Required work:
Would you please write out each entry that follows, exactly as written?

—————

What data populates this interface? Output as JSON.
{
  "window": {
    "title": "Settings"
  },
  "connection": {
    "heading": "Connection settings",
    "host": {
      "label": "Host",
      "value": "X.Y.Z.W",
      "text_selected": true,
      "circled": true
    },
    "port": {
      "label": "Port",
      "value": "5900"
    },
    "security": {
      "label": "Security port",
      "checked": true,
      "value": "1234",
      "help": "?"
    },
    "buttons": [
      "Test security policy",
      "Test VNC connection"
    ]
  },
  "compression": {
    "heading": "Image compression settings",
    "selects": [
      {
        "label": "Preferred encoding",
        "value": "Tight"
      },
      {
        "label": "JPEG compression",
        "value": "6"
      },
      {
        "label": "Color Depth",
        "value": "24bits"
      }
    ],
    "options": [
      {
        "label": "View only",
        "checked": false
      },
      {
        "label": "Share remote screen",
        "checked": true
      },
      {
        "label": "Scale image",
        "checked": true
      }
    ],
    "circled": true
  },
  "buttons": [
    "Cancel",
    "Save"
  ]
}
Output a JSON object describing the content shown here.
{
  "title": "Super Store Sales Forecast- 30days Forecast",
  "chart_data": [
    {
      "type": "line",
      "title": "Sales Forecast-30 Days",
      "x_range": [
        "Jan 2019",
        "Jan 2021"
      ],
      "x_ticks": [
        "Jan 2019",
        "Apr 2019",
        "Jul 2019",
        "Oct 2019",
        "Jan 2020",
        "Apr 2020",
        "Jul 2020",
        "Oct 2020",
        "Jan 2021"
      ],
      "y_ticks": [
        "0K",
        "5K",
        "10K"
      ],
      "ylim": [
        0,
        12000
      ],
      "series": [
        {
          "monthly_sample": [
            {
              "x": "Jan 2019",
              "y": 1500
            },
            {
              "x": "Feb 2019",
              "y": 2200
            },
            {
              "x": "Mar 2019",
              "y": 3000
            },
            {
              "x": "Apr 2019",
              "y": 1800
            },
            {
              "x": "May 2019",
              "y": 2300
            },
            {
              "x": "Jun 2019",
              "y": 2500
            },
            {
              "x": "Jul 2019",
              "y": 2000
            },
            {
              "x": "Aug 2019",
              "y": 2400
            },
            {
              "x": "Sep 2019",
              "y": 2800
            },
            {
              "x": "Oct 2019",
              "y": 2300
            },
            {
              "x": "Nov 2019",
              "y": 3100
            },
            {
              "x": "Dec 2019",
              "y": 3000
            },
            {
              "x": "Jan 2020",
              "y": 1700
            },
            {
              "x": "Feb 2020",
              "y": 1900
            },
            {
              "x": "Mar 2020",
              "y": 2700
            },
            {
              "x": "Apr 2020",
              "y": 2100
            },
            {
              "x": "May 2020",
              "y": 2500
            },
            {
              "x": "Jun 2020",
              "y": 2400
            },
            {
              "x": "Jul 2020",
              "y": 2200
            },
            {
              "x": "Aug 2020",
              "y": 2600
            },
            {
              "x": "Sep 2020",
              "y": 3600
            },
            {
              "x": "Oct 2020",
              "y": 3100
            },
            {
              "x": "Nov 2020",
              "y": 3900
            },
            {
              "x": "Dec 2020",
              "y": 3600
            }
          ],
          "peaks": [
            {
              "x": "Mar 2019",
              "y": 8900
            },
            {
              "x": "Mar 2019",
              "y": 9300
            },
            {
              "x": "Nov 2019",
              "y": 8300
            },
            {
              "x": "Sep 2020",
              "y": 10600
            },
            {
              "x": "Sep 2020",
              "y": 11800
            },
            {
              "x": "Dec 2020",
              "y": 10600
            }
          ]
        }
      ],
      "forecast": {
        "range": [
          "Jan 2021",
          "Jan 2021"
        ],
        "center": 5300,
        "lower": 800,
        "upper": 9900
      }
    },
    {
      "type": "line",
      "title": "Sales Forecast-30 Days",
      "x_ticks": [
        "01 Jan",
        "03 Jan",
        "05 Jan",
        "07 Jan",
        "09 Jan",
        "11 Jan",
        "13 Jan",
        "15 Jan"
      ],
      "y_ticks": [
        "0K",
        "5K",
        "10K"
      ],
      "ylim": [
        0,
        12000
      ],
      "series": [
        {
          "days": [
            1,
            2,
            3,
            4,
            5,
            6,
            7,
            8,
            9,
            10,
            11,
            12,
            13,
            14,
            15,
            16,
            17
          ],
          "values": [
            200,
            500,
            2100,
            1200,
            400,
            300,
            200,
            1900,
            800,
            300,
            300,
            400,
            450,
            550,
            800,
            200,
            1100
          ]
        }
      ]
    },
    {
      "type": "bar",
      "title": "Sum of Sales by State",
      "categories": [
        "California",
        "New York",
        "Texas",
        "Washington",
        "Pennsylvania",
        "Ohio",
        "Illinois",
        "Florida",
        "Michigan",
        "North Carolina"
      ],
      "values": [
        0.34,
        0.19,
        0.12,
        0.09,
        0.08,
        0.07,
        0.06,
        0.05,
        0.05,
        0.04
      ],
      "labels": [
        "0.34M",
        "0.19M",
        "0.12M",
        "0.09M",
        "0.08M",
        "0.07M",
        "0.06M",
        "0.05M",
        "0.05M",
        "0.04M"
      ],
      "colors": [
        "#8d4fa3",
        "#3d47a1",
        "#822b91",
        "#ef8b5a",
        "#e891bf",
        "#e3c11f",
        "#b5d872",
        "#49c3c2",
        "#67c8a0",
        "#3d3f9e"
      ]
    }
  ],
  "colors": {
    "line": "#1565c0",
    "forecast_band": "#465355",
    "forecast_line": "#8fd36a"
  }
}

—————

Answer:
What data populates this interface? Output as JSON.
{
  "window": {
    "title": "Settings"
  },
  "connection": {
    "heading": "Connection settings",
    "host": {
      "label": "Host",
      "value": "X.Y.Z.W",
      "text_selected": true,
      "circled": true
    },
    "port": {
      "label": "Port",
      "value": "5900"
    },
    "security": {
      "label": "Security port",
      "checked": true,
      "value": "1234",
      "help": "?"
    },
    "buttons": [
      "Test security policy",
      "Test VNC connection"
    ]
  },
  "compression": {
    "heading": "Image compression settings",
    "selects": [
      {
        "label": "Preferred encoding",
        "value": "Tight"
      },
      {
        "label": "JPEG compression",
        "value": "6"
      },
      {
        "label": "Color Depth",
        "value": "24bits"
      }
    ],
    "options": [
      {
        "label": "View only",
        "checked": false
      },
      {
        "label": "Share remote screen",
        "checked": true
      },
      {
        "label": "Scale image",
        "checked": true
      }
    ],
    "circled": true
  },
  "buttons": [
    "Cancel",
    "Save"
  ]
}
Output a JSON object describing the content shown here.
{
  "title": "Super Store Sales Forecast- 30days Forecast",
  "chart_data": [
    {
      "type": "line",
      "title": "Sales Forecast-30 Days",
      "x_range": [
        "Jan 2019",
        "Jan 2021"
      ],
      "x_ticks": [
        "Jan 2019",
        "Apr 2019",
        "Jul 2019",
        "Oct 2019",
        "Jan 2020",
        "Apr 2020",
        "Jul 2020",
        "Oct 2020",
        "Jan 2021"
      ],
      "y_ticks": [
        "0K",
        "5K",
        "10K"
      ],
      "ylim": [
        0,
        12000
      ],
      "series": [
        {
          "monthly_sample": [
            {
              "x": "Jan 2019",
              "y": 1500
            },
            {
              "x": "Feb 2019",
              "y": 2200
            },
            {
              "x": "Mar 2019",
              "y": 3000
            },
            {
              "x": "Apr 2019",
              "y": 1800
            },
            {
              "x": "May 2019",
              "y": 2300
            },
            {
              "x": "Jun 2019",
              "y": 2500
            },
            {
              "x": "Jul 2019",
              "y": 2000
            },
            {
              "x": "Aug 2019",
              "y": 2400
            },
            {
              "x": "Sep 2019",
              "y": 2800
            },
            {
              "x": "Oct 2019",
              "y": 2300
            },
            {
              "x": "Nov 2019",
              "y": 3100
            },
            {
              "x": "Dec 2019",
              "y": 3000
            },
            {
              "x": "Jan 2020",
              "y": 1700
            },
            {
              "x": "Feb 2020",
              "y": 1900
            },
            {
              "x": "Mar 2020",
              "y": 2700
            },
            {
              "x": "Apr 2020",
              "y": 2100
            },
            {
              "x": "May 2020",
              "y": 2500
            },
            {
              "x": "Jun 2020",
              "y": 2400
            },
            {
              "x": "Jul 2020",
              "y": 2200
            },
            {
              "x": "Aug 2020",
              "y": 2600
            },
            {
              "x": "Sep 2020",
              "y": 3600
            },
            {
              "x": "Oct 2020",
              "y": 3100
            },
            {
              "x": "Nov 2020",
              "y": 3900
            },
            {
              "x": "Dec 2020",
              "y": 3600
            }
          ],
          "peaks": [
            {
              "x": "Mar 2019",
              "y": 8900
            },
            {
              "x": "Mar 2019",
              "y": 9300
            },
            {
              "x": "Nov 2019",
              "y": 8300
            },
            {
              "x": "Sep 2020",
              "y": 10600
            },
            {
              "x": "Sep 2020",
              "y": 11800
            },
            {
              "x": "Dec 2020",
              "y": 10600
            }
          ]
        }
      ],
      "forecast": {
        "range": [
          "Jan 2021",
          "Jan 2021"
        ],
        "center": 5300,
        "lower": 800,
        "upper": 9900
      }
    },
    {
      "type": "line",
      "title": "Sales Forecast-30 Days",
      "x_ticks": [
        "01 Jan",
        "03 Jan",
        "05 Jan",
        "07 Jan",
        "09 Jan",
        "11 Jan",
        "13 Jan",
        "15 Jan"
      ],
      "y_ticks": [
        "0K",
        "5K",
        "10K"
      ],
      "ylim": [
        0,
        12000
      ],
      "series": [
        {
          "days": [
            1,
            2,
            3,
            4,
            5,
            6,
            7,
            8,
            9,
            10,
            11,
            12,
            13,
            14,
            15,
            16,
            17
          ],
          "values": [
            200,
            500,
            2100,
            1200,
            400,
            300,
            200,
            1900,
            800,
            300,
            300,
            400,
            450,
            550,
            800,
            200,
            1100
          ]
        }
      ]
    },
    {
      "type": "bar",
      "title": "Sum of Sales by State",
      "categories": [
        "California",
        "New York",
        "Texas",
        "Washington",
        "Pennsylvania",
        "Ohio",
        "Illinois",
        "Florida",
        "Michigan",
        "North Carolina"
      ],
      "values": [
        0.34,
        0.19,
        0.12,
        0.09,
        0.08,
        0.07,
        0.06,
        0.05,
        0.05,
        0.04
      ],
      "labels": [
        "0.34M",
        "0.19M",
        "0.12M",
        "0.09M",
        "0.08M",
        "0.07M",
        "0.06M",
        "0.05M",
        "0.05M",
        "0.04M"
      ],
      "colors": [
        "#8d4fa3",
        "#3d47a1",
        "#822b91",
        "#ef8b5a",
        "#e891bf",
        "#e3c11f",
        "#b5d872",
        "#49c3c2",
        "#67c8a0",
        "#3d3f9e"
      ]
    }
  ],
  "colors": {
    "line": "#1565c0",
    "forecast_band": "#465355",
    "forecast_line": "#8fd36a"
  }
}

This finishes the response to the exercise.